There are about 1,500 lakes in Switzerland, the top ten being 30 to 345 square kilometers. Lake heating is not necessarily bad. Dangerous indirect effects whose consequences stretch over the edge of the water. On the one hand there is a problem when the lake is not cool in the winter; when the upper and lower layers are difficult to mix. Oils and nutrients no longer reach where they are needed. Because of warming and poisonous blue-green algae for longer bloom. Also, invasive shells can be spread. And finally, too hot water disrupts annual cycles of many organisms; For example, fish can no longer migrate when foods are available for their offspring.

Even small changes in water temperatures can negatively affect the ecosystem. Depending on the type and area, the lake reacts differently to heating. However, not all are equally sensitive to temperature changes, Baf knows. For some lakes, over-fertilization is still a bigger problem, while for other climate change, "today is the main driver".

The federal government and Eawag are currently assessing how the new metering network will work and which lakes will be included. Synergies with the cantonal authorities are also considered. According to Eawag researchers, today's measurement programs, which are typically carried out on a monthly basis, are generally insufficient for accurate and early detection of changes in the thermal structure. And it is not enough just to put a thermometer in the lake to determine the surface temperature. Continuous surveys at selected depths require anchoring devices directly in the lake.

How much water can sometimes heat up showing the view below the water surface of Zurich. Last August, at a depth of ten meters, the temperature was still at 25 degrees Celsius. New record. After all, in the winter before Zurich, the lake could be mixed again for the first time in many years.

When it gets worse
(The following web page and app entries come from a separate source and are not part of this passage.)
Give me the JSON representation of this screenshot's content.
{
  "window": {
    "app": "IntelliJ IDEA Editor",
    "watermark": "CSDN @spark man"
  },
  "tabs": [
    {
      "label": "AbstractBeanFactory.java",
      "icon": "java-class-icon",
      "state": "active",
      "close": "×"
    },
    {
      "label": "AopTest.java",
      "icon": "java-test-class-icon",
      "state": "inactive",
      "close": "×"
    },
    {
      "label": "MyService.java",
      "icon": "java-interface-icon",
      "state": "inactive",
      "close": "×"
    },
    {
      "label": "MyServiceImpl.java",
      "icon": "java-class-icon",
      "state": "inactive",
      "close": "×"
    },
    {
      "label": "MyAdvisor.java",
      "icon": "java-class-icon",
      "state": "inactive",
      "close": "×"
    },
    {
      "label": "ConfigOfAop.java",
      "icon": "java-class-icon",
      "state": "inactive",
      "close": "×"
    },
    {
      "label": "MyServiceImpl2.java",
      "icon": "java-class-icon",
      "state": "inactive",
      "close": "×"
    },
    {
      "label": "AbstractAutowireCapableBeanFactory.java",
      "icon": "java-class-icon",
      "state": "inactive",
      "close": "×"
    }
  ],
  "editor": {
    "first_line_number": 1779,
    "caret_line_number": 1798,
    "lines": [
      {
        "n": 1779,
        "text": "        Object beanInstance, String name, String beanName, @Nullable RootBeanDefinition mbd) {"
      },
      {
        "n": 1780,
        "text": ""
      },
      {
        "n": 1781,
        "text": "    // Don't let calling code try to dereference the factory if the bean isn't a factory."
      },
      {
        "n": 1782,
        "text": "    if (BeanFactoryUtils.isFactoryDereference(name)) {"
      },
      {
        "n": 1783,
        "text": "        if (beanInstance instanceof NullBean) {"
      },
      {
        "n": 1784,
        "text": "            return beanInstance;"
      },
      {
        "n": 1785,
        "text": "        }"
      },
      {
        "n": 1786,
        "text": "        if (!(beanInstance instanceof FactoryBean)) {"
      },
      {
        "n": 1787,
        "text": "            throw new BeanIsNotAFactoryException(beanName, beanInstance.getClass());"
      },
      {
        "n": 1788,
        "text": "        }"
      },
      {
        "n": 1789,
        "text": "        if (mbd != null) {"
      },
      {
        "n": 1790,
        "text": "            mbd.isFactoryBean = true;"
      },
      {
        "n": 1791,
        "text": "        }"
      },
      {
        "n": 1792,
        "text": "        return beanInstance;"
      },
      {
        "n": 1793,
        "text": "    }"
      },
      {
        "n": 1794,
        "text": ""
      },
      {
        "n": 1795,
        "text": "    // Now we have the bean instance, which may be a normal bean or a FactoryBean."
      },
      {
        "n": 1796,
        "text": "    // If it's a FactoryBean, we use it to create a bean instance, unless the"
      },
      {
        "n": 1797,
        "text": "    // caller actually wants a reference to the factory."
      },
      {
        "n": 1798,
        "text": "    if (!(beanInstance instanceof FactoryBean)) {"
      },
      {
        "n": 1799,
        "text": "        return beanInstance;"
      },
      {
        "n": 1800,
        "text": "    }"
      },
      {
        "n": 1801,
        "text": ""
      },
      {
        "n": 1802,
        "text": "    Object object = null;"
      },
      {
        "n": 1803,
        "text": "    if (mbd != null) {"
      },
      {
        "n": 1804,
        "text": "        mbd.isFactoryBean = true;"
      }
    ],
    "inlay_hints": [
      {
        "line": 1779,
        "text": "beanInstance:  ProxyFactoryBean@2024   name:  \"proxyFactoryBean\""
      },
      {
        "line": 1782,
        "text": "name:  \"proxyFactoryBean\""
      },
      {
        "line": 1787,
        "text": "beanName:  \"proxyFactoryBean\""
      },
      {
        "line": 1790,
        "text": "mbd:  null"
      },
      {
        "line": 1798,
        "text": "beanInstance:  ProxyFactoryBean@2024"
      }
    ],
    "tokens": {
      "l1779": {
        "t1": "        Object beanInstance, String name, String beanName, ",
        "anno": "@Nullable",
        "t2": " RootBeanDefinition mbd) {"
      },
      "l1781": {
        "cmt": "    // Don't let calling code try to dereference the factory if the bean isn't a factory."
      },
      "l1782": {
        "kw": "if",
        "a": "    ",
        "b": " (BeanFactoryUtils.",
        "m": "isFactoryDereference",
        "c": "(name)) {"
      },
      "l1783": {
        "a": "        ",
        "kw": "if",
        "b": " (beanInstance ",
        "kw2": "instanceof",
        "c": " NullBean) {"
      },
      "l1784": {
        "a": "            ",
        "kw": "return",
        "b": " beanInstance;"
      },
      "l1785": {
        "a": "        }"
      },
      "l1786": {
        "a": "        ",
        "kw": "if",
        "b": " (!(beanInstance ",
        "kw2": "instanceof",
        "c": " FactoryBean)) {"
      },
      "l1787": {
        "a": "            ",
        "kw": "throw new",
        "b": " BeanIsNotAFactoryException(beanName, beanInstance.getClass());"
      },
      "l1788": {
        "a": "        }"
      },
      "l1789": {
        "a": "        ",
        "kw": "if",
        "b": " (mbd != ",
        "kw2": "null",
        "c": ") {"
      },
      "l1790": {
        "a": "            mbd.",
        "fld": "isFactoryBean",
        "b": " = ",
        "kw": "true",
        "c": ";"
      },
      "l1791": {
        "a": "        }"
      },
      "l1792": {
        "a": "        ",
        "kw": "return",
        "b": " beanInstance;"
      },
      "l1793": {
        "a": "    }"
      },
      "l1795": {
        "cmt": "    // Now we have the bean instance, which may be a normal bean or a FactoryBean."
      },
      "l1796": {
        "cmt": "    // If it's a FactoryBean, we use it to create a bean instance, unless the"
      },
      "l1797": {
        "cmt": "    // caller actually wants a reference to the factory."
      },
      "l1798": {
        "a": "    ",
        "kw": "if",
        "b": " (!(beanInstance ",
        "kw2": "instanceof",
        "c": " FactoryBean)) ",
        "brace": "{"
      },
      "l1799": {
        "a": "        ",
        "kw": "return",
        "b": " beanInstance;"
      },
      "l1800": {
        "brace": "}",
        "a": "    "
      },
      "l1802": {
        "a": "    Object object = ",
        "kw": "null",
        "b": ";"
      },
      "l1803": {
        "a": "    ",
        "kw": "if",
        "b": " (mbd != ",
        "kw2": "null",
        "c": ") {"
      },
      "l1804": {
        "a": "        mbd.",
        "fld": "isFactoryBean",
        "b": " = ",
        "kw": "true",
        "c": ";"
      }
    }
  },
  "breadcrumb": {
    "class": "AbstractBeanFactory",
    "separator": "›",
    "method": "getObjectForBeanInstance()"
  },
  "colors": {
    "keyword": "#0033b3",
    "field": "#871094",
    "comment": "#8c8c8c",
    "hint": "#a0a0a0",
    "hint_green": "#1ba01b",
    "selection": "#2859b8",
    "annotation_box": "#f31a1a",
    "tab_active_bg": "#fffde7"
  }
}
Climate changes sometimes jeopardize Swiss Lakes more than over fertilization. But these two factors can be intensified, as the Federal Office for the Environment (BAFU) knows. On the one hand, productivity increases – especially algal growth – in the lake if the intakes of nutrients are too high. Result: At the bottom of the lake, more oxygen is consumed. On the other hand, climate changes in deep lakes exacerbate mixing or replacement of oxygen-rich oxygen in the upper layers with deeper layers of poor oxygen. Depth of oxygen is reduced, living beings are difficult. "Climate change therefore has the potential to exacerbate the undesirable effects of over-nutrients on the lake," explains Bafu. In this context, it would be even more important to strive for natural concentrations of nutrients in the lakes. (SVA)